There are differing opinions on the impact of Covid on emerging market economies as well. While some analysts fear the pandemic might widen the inequalities between DM and EM, others believe that EM markets are better positioned for a solid rebound. The former highlight the inability of some countries to implement fiscal or monetary policies to alleviate the pressure on workers displaced by a decline in economic activity, while the latter have focused on the First-in, First out assumptions regarding the pandemic, and how well some countries have weathered the second and third waves that have decimated other countries. Preliminary GDP reports suggest EM countries did indeed weather the storm well.
With Trump out of office, one would also expect US-China relations to warm, but Biden has so far remained moot on reversing any of the tariffs imposed during the previous administration – keeping heightened risks that the US-China trade war could remain limiting.
Emerging markets have often declined precipitously during previous crisis and the sharp pullback during the Covid pandemic was no exception. However, emerging market equities have historically recovered quickly from previous crisis and so far the current recovery has outpaced those of US and International Developed Market equities. The figure below shows the equity market performance for the MSCI US Index, the MSCI EAFE Index, and the MSCI EM index. After both the 9/11 attacks and the Great Financial Crisis, EM equities outperformed other equity indexes over the following two years. Just under one year after the bottom of the markets reached in March 2020 and EM equities have so far outperformed yet again.

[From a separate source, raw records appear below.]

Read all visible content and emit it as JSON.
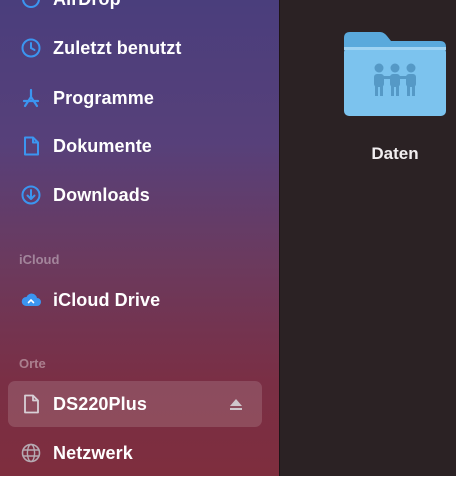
{
  "sidebar": {
    "partial_top_item": "AirDrop",
    "favorites": [
      {
        "label": "Zuletzt benutzt",
        "icon": "clock-icon"
      },
      {
        "label": "Programme",
        "icon": "apps-icon"
      },
      {
        "label": "Dokumente",
        "icon": "document-icon"
      },
      {
        "label": "Downloads",
        "icon": "download-icon"
      }
    ],
    "icloud_section": "iCloud",
    "icloud_items": [
      {
        "label": "iCloud Drive",
        "icon": "cloud-icon"
      }
    ],
    "locations_section": "Orte",
    "locations": [
      {
        "label": "DS220Plus",
        "icon": "server-document-icon",
        "selected": true,
        "eject": true
      },
      {
        "label": "Netzwerk",
        "icon": "globe-icon"
      }
    ]
  },
  "content": {
    "items": [
      {
        "label": "Daten",
        "icon": "shared-folder-icon"
      }
    ]
  },
  "colors": {
    "accent": "#3b95f0",
    "sidebar_top": "#4a3e7c",
    "sidebar_bottom": "#7e2e3e",
    "content_bg": "#2b2224",
    "folder": "#7cc3ee"
  }
}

Further analyzing historical equity market performance, leadership tends to shift from one asset class to another and over the past 5- and 10-year rolling periods, US markets have outperformed EM. However, the 5-year rolling returns for both the S&P 500 and MSCI EM Index are currently about equal due to EM’s outperformance over the past year. As the chart below indicates, the previous period of S&P 500 outperformance was followed by a decade of EM outperformance before the US market regained leadership in 2013. We believe that the next period of EM outperformance is just beginning.
Meanwhile, the gap between US and EM 10-year rolling performance still remains wide, but it has peaked at it’s historical widest and now seems to be in decline. From the end of the last period of S&P 500 leadership to the peak of EM outperformance in early 2008, emerging markets outperformed the S&P 500 by 140%.
We believe strongly that the 10-year rolling return gap will continue to narrow and that EM equities are set to outperform over the next 10 years. With valuations at extreme discounts, earnings growth accelerating, and potential inflows into the asset class, we strongly favor an overweight to emerging market equities and have positioned our portfolios accordingly.